Chery: “ At that point we had a really solid relationship, so we started working on the “how”, – how are we going to make this happen. We established pretty good communication, and we were both so busy with our career at that point.(…)
If one of us was feeling insulted or angry then we would try to not give into that initial emotion and just say; ok, what do you mean with this? We are obviously not trying to hurt each other, so what is this what you are saying.
Sometimes it’s also a language barrier, because my first language is not Dutch. I speak lots of languages, but it gets sometimes difficult to translate your feelings. Sometimes I’m like, how do I explain this to you in a good way, in your language.”
Nathan: “That was also one of the reasons why I started learning Spanish. I’m a bit critical of myself, but I can have a slow paced everyday conversation now. When we got really serious that’s when – more from respect – I started learning Spanish. Now that I learn it more I see there is a lot to explain in Spanish – and also the culture behind it – that you can not make clear in another language. The way you are saying things, looking at things, you see there is a difference. And I think it’s very important to cross that gap to her as well.”
Nathan: “One of the things I had to take into consideration is asking her parents for permission. In Holland it’s considered old fashion, but in Curaçao it’s common. Fortunately her parents were great, they were very very happy.
When I proposed to her at the beach she actually thought I was kidding, even though I was already on one knee with the ring in my hand.”
Chery: “The thing is, I wasn’t expecting that because we are always making jokes and stuff, but we even went “ring checking” one point. We were having so much going on at that moment. We just moved to Canada and it was Valentine’s Day, we were doing the visa process. There was so much happening, so this is like the last thing on my mind.”
Nathan: “You don’t want to be in the middle of the visa process and have to renew your passport. That’s going to bring so much work to your plate.”
Chery: “I just finished University and my initial plan was to move to London. And then he came one night so nervous and said; – I got this opportunity, how do you feel about Canada? I’m like, – why not!” You know, if it goes wrong I have one year work experience in Canada that I can use everywhere.” (…)
Chery: “People here are great. It’s like every part of the world. Canadians are great. You find good people, you find less good people, but mostly people are great. (…)
There is an unwritten rule here that is hilarious. When I moved here, to Victoria, (Vancouver Island I may say!) only 2.8-3% of people are black. So I was just walking, minding my own business and another black person comes and says – hi! How are you doing? And started having this conversation and I’m like, – I don’t know you! So after a while I came to realize that’s like a common rule here.

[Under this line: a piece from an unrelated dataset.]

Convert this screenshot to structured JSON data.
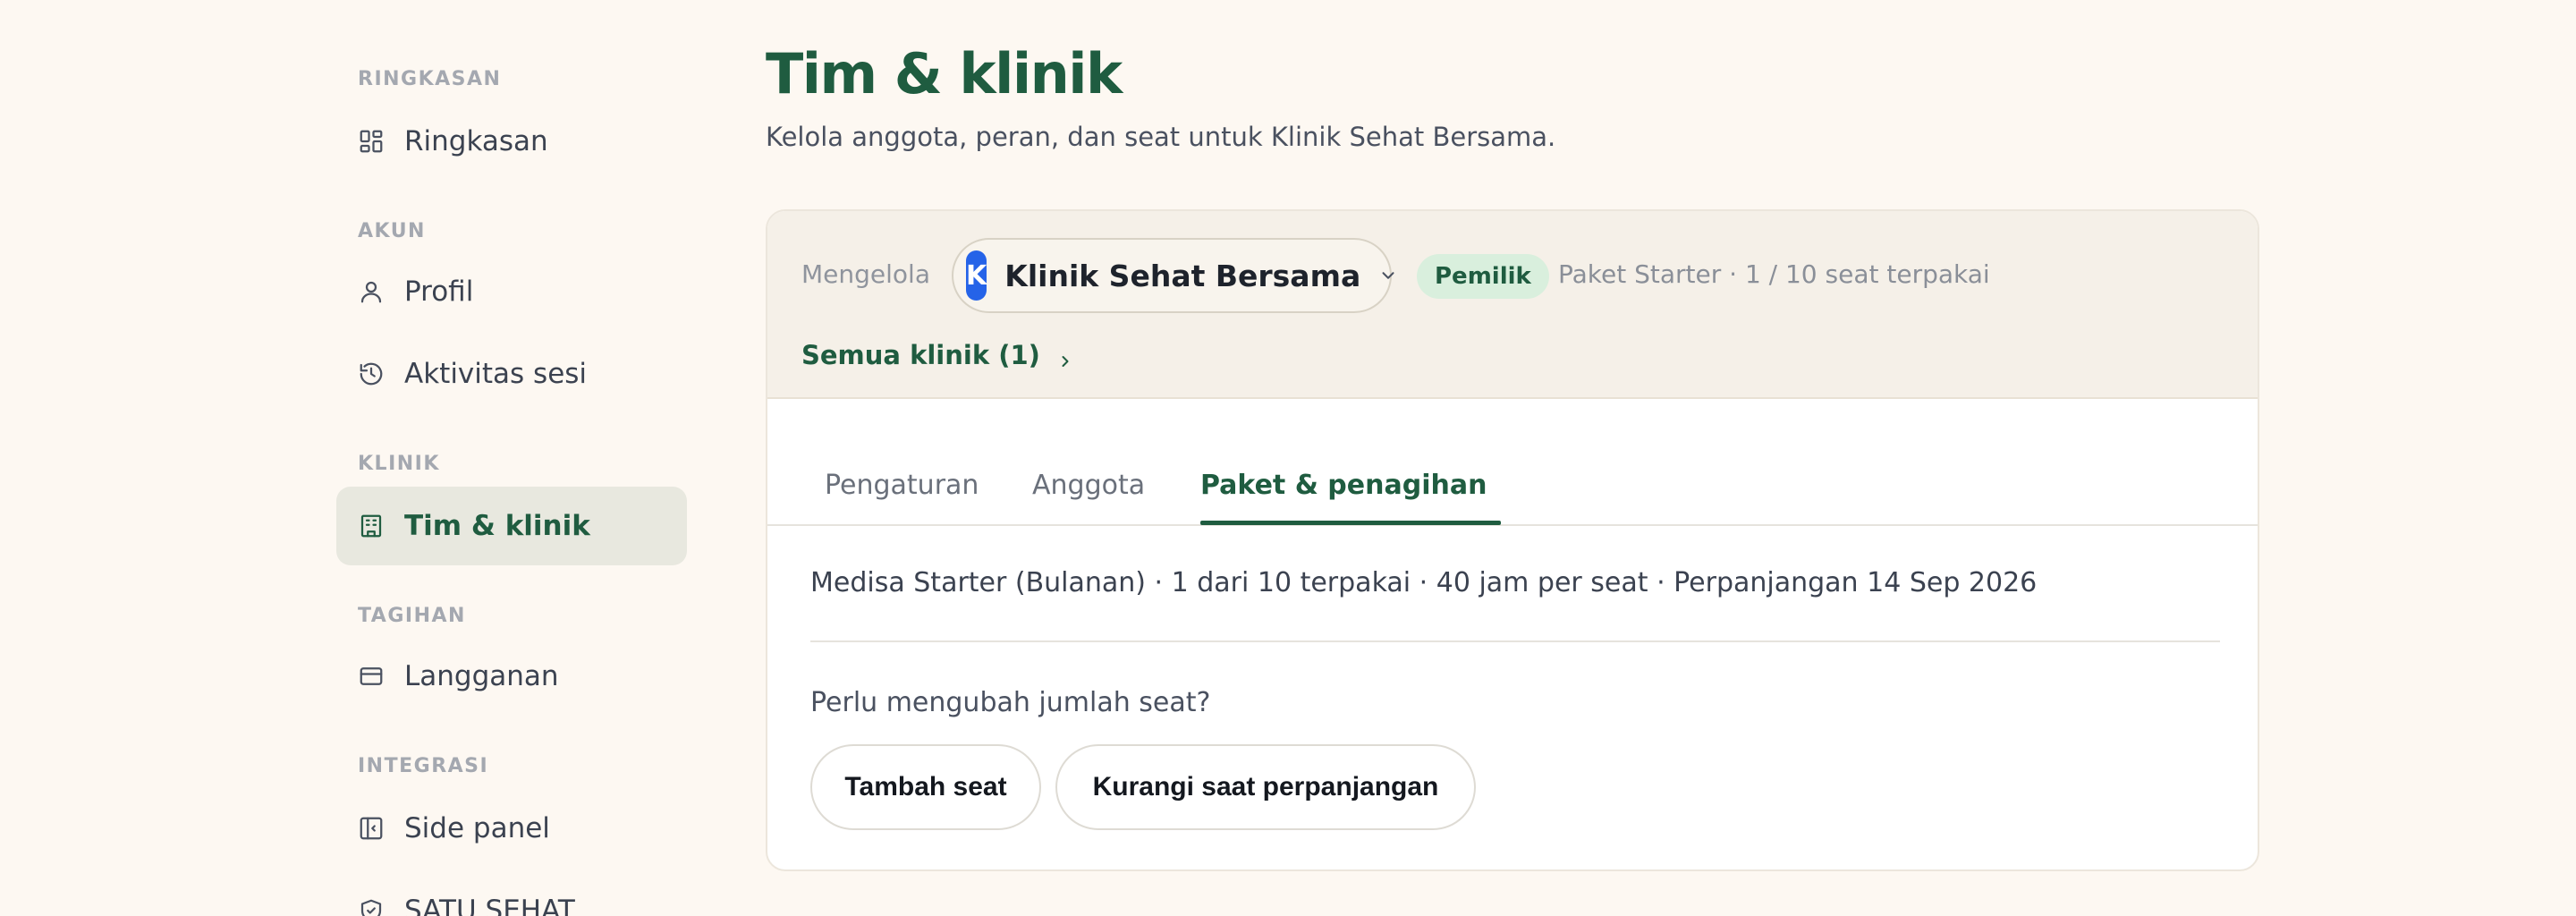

Because we are such a minority group here it’s like a way of connecting.”
Nathan: “You don’t know why people look. There are a million reasons, so we don’t worry about it too much. I mean, I’ve had looks just by being by myself. So I know that people look. People always look at each other.(…) I’m not going to waste energy on something that is potentially bad. Unless somebody walks up to me and says straight into my face he’s got a problem, then you don’t know.”
Chery: “I can not remember seeing another interracial couple. Not here! So we get looks sometime, but I always try to see it in a positive way. I always say – it’s because we are good looking! That’s why people are watching us. I don’t know if that’s the reason, but I like to think that.”
Connect with Chery and Nathan:
Facebook Page: https://www.facebook.com/cheryandnathan/
Facebook Group: https://www.facebook.com/groups/1016857095329976/
Although I was born in Serbia, graduated in Italy and have been living overseas for 14+ years, I'm very proud of my Hungarian heritage.
I love documenting my life adventures, trying out healthy recipes and herbal remedies, or going on family trips in our new home, Canada.